- Directions -
Wherever "date" occurs in the entries, copy the line that holds it.

Data items
━━━━━━━━━━━━━━━━━━━━━━━━━━━━━━

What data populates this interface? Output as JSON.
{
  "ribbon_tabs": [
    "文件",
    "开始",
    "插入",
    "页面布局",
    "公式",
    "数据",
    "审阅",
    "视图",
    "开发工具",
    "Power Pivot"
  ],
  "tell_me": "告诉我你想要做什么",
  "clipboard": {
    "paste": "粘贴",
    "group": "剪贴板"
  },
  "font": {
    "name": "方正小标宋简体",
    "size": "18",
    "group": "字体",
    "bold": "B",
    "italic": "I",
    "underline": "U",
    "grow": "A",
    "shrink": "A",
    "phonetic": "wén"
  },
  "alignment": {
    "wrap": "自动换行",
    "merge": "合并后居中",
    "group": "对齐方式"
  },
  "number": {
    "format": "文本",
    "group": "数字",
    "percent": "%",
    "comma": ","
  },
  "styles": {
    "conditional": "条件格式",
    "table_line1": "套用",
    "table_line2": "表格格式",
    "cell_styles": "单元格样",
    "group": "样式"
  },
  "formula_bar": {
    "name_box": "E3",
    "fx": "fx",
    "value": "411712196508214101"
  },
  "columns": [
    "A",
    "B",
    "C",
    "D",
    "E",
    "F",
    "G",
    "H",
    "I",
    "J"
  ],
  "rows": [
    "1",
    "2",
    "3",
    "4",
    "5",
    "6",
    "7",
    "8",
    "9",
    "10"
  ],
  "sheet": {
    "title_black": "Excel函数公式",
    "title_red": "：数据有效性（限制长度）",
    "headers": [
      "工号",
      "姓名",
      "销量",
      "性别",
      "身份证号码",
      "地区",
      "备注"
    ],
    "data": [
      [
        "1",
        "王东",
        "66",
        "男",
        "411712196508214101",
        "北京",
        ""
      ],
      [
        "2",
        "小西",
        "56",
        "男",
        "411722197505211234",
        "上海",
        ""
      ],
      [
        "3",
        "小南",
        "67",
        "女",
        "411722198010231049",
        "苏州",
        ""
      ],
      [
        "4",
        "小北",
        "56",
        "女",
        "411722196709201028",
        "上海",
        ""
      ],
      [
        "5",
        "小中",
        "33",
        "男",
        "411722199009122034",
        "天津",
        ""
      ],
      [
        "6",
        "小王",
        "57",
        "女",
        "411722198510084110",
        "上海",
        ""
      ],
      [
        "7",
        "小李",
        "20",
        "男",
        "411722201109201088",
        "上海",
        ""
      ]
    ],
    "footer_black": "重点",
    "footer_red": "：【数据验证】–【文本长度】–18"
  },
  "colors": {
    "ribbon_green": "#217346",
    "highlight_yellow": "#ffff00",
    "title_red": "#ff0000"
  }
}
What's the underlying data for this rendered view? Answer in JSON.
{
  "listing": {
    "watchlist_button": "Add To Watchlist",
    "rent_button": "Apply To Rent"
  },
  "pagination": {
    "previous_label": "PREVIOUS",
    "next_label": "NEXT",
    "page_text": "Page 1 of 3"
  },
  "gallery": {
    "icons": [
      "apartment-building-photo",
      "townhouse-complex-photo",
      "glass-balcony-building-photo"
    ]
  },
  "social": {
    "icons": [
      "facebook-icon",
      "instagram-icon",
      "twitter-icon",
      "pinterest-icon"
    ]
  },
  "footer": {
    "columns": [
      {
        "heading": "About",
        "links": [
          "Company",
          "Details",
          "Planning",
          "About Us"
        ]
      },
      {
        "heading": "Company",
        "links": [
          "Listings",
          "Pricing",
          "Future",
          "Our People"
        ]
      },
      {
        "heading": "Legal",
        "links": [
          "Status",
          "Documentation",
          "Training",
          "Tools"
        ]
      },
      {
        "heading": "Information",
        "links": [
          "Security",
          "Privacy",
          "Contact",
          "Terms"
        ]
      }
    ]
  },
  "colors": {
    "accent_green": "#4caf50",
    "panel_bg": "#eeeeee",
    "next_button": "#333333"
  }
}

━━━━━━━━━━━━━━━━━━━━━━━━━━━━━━

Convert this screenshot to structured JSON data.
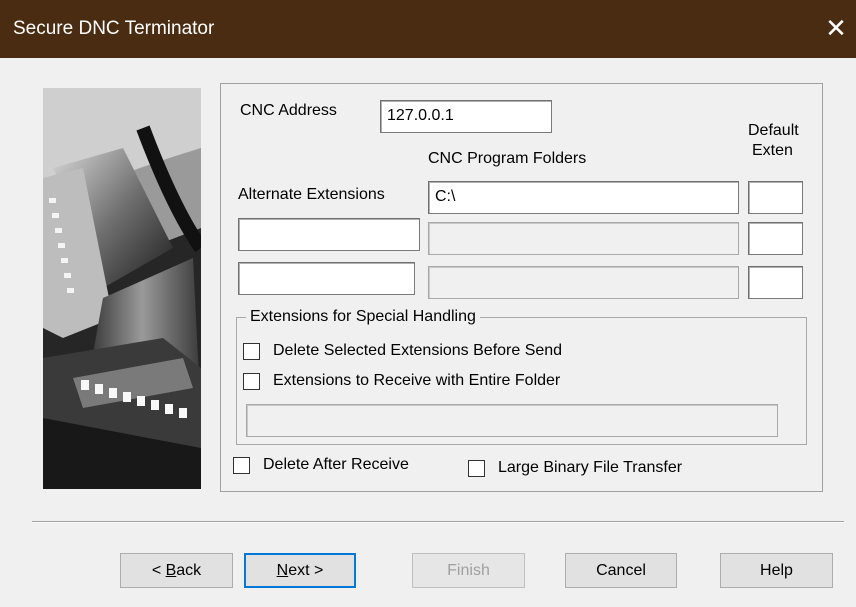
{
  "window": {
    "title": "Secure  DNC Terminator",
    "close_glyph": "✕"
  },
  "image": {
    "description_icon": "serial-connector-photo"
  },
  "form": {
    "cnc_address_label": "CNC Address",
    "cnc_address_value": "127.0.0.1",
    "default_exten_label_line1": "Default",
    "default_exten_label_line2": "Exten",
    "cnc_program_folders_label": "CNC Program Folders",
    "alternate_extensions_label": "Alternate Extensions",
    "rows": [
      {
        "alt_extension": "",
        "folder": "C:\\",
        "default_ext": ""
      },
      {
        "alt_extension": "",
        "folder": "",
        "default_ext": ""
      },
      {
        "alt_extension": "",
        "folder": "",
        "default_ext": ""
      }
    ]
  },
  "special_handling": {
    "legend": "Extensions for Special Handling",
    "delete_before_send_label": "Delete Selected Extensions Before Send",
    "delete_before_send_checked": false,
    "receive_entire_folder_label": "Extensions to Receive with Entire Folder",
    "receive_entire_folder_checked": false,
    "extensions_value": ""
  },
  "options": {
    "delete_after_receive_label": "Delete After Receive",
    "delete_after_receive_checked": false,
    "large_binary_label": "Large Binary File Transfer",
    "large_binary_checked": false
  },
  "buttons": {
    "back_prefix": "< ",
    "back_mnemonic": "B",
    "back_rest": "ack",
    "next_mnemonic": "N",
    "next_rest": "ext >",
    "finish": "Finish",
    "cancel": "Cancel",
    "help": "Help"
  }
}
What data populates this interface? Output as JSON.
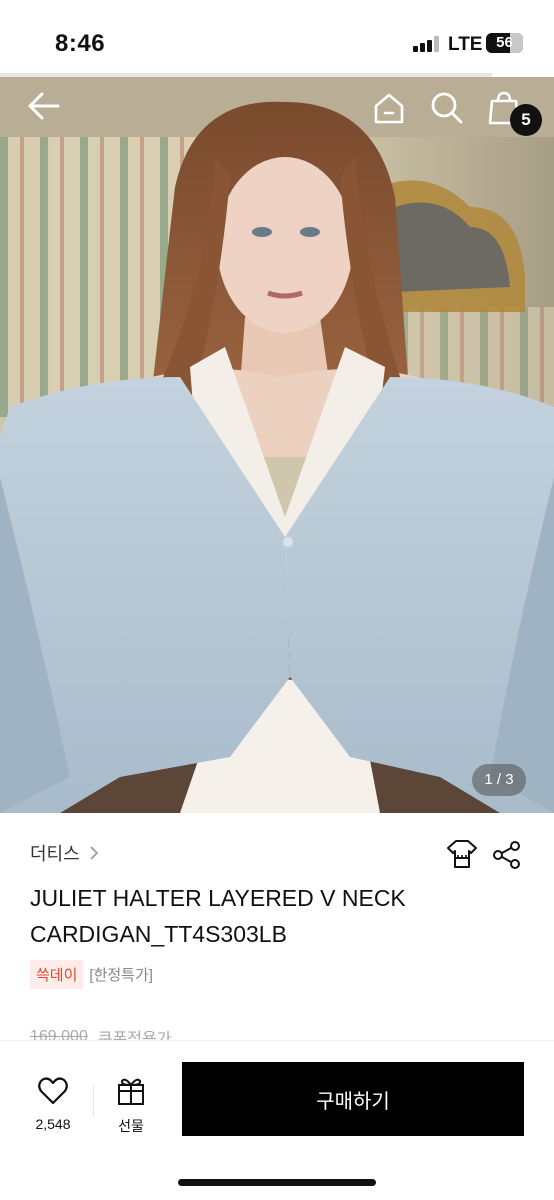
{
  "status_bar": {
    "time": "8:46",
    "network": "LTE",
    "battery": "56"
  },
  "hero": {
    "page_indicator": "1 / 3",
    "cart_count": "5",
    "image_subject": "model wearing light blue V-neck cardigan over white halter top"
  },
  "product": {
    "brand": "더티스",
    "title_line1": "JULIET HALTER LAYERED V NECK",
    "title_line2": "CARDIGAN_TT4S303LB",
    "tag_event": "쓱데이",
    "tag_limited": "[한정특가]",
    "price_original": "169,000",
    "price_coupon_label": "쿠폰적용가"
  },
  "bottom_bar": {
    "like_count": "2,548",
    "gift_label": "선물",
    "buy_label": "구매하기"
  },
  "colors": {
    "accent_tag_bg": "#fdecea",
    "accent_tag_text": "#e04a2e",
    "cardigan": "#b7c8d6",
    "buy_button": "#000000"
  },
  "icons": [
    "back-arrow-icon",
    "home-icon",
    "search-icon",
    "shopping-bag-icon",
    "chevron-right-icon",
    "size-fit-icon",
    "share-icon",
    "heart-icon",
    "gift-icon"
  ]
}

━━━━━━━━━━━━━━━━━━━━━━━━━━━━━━

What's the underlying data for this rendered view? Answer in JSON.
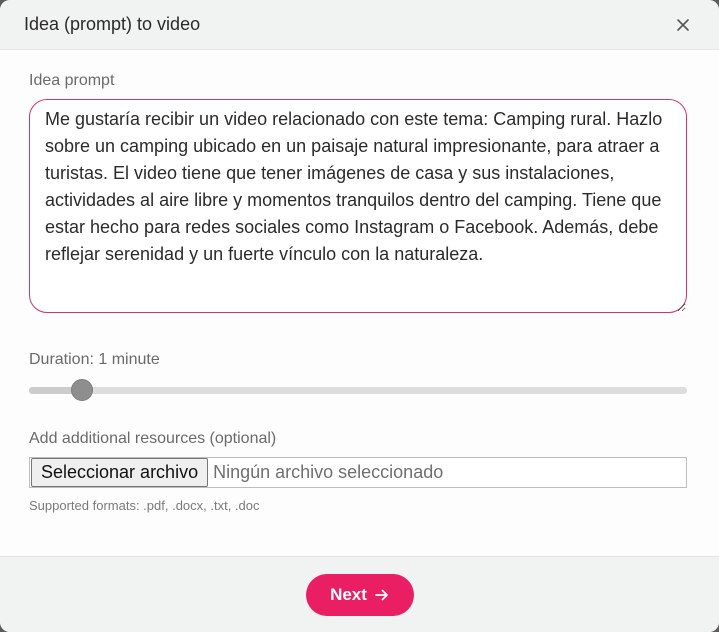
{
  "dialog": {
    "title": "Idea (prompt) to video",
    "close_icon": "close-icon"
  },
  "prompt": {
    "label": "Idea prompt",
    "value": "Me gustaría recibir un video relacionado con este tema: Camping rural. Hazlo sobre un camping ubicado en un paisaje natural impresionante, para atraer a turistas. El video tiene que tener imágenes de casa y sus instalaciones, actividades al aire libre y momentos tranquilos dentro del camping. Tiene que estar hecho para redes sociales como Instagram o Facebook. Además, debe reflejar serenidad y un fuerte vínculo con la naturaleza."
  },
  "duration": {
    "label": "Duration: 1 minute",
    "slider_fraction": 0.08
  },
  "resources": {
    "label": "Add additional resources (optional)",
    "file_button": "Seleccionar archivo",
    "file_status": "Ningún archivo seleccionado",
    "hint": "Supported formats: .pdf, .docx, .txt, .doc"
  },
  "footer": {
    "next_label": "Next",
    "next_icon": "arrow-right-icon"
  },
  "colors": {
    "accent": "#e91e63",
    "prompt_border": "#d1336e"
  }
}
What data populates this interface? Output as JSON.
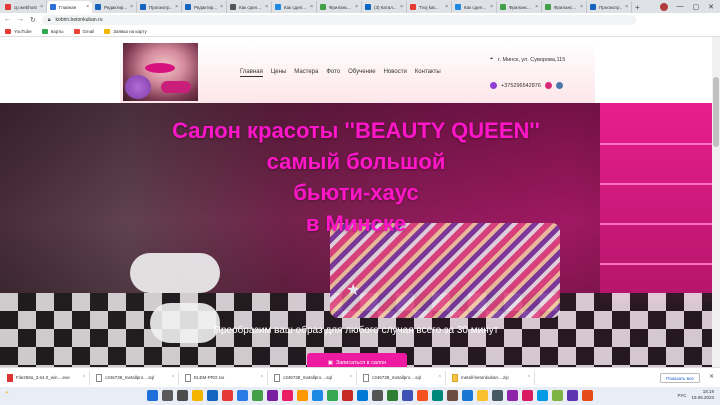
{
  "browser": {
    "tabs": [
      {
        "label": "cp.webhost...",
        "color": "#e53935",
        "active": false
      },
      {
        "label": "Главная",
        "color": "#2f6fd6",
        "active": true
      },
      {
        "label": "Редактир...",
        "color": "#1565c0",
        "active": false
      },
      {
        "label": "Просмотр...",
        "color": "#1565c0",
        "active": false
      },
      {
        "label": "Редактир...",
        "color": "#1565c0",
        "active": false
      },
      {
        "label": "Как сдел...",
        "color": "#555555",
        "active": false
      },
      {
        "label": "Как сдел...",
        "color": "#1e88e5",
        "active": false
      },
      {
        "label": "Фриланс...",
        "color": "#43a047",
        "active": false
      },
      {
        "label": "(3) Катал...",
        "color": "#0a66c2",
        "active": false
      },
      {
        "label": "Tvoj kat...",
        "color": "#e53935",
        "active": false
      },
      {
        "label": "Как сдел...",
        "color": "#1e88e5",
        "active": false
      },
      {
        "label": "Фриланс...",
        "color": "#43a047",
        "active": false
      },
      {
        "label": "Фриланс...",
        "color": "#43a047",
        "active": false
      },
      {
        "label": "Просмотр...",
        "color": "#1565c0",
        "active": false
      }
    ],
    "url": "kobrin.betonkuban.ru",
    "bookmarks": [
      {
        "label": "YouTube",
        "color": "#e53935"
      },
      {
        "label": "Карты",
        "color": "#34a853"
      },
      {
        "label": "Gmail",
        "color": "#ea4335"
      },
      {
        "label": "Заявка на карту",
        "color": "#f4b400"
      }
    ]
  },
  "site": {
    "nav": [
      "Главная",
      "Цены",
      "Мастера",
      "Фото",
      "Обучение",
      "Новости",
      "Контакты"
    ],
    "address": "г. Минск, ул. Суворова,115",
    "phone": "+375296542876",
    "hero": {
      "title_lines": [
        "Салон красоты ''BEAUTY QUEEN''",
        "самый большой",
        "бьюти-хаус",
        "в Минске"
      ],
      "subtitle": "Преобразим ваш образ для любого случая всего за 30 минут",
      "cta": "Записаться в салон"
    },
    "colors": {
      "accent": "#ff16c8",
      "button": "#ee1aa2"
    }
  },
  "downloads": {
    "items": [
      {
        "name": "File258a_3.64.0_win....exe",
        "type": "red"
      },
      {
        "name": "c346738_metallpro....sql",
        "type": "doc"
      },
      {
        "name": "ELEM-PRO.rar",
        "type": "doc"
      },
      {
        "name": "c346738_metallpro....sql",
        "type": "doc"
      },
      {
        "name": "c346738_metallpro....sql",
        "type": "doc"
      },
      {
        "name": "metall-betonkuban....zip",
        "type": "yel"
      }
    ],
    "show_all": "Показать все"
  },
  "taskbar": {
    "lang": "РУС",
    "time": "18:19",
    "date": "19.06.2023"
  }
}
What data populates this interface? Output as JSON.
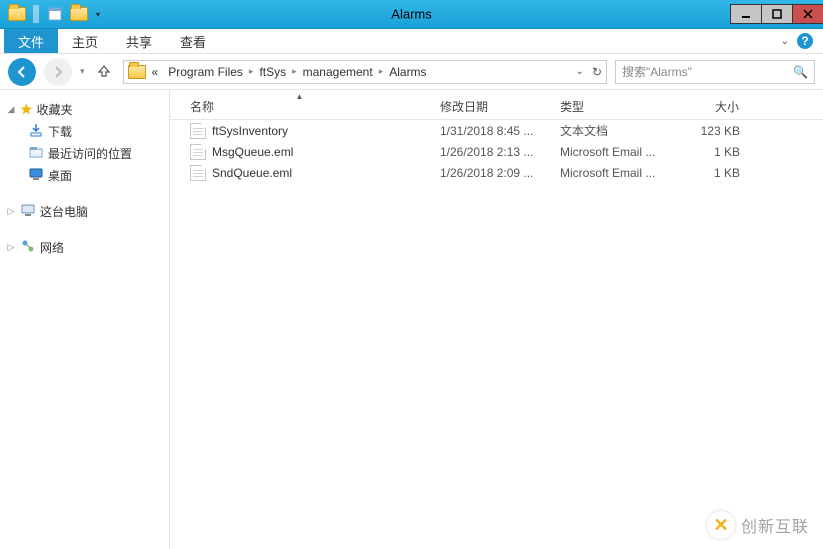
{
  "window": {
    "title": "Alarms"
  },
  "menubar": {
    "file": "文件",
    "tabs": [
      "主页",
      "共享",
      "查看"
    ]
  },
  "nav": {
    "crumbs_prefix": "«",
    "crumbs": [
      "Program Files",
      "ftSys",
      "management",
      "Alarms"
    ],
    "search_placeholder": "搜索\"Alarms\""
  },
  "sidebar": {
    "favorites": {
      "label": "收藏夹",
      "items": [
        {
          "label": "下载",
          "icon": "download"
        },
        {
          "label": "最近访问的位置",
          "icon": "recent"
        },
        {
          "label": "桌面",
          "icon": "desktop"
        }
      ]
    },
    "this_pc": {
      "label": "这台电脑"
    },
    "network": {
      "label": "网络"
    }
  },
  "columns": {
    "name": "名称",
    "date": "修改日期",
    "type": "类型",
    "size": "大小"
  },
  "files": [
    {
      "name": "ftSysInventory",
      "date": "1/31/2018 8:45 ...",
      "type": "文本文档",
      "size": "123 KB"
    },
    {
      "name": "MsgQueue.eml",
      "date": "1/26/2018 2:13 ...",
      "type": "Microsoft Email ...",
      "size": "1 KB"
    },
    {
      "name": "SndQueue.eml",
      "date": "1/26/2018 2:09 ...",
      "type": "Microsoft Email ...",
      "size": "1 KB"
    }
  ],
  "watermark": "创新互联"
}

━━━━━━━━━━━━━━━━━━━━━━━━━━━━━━

- Answer space -
    "date": "19.06.2023"
    "date": "修改日期",
      "date": "1/31/2018 8:45 ...",
      "date": "1/26/2018 2:13 ...",
      "date": "1/26/2018 2:09 ...",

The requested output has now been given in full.